Exercise :: From the entries that follow, list every line in which the string "this" appears.

Extracted records ::
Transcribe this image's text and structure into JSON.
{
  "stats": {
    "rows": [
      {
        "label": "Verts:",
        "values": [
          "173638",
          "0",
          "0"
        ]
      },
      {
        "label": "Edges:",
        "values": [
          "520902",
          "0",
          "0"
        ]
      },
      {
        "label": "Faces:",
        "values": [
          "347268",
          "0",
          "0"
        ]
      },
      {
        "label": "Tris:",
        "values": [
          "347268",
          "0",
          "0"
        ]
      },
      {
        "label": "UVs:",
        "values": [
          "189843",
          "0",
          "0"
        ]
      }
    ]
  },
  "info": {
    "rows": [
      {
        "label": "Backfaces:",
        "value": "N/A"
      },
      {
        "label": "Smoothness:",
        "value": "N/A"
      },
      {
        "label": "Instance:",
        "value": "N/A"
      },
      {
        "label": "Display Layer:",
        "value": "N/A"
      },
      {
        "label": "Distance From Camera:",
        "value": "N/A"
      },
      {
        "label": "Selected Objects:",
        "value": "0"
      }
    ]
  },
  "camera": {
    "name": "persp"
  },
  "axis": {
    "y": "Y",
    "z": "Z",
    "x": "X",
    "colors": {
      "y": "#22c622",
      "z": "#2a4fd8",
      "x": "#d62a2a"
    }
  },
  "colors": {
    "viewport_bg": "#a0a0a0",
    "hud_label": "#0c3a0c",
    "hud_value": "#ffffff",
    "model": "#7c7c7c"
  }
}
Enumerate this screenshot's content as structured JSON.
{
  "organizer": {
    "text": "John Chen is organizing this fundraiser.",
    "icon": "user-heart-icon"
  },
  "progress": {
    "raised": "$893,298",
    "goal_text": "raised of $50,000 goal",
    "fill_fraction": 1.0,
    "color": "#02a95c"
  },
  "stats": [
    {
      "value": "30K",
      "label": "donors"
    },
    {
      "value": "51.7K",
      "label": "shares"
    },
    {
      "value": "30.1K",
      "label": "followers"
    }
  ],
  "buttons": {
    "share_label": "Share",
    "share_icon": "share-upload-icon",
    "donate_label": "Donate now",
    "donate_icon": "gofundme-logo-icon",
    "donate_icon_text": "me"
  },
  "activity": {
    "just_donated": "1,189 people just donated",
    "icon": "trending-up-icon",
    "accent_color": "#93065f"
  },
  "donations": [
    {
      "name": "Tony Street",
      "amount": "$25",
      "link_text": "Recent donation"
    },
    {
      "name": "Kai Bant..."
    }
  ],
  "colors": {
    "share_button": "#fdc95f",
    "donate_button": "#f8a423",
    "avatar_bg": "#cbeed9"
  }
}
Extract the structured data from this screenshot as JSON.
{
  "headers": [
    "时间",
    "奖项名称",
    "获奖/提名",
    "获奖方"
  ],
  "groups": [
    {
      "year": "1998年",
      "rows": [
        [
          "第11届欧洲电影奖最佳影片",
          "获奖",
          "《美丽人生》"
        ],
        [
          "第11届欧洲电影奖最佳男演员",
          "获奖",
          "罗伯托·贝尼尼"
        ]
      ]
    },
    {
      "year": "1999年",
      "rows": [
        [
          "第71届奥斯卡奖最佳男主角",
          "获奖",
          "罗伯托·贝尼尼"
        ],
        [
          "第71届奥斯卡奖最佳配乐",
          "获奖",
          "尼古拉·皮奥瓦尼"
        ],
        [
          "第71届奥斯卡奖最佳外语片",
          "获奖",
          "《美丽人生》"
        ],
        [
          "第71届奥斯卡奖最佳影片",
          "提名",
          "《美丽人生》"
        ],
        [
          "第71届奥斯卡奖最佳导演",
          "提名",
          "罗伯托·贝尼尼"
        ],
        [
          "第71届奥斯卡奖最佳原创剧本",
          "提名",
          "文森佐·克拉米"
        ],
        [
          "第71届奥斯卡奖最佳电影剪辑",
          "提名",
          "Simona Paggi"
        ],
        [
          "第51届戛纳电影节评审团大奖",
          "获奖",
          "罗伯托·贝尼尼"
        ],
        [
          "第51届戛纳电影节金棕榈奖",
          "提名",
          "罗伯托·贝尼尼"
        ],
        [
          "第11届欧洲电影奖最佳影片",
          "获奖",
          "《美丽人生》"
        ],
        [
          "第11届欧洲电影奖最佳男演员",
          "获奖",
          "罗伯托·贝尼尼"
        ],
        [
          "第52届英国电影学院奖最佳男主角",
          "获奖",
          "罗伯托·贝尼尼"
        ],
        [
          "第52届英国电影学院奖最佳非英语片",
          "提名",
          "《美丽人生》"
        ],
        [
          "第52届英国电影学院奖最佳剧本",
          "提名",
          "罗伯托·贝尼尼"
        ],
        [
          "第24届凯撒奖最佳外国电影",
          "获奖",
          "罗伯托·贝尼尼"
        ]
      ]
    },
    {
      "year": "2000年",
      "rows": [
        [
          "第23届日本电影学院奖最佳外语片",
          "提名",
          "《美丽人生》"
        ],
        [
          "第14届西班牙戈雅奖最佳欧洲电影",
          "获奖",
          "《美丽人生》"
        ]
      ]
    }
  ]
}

Exercise solution ::
Transcribe this image's text and structure into JSON.
Enumerate this screenshot's content as structured JSON.
    "text": "John Chen is organizing this fundraiser.",
Extract the structured data from this screenshot as JSON.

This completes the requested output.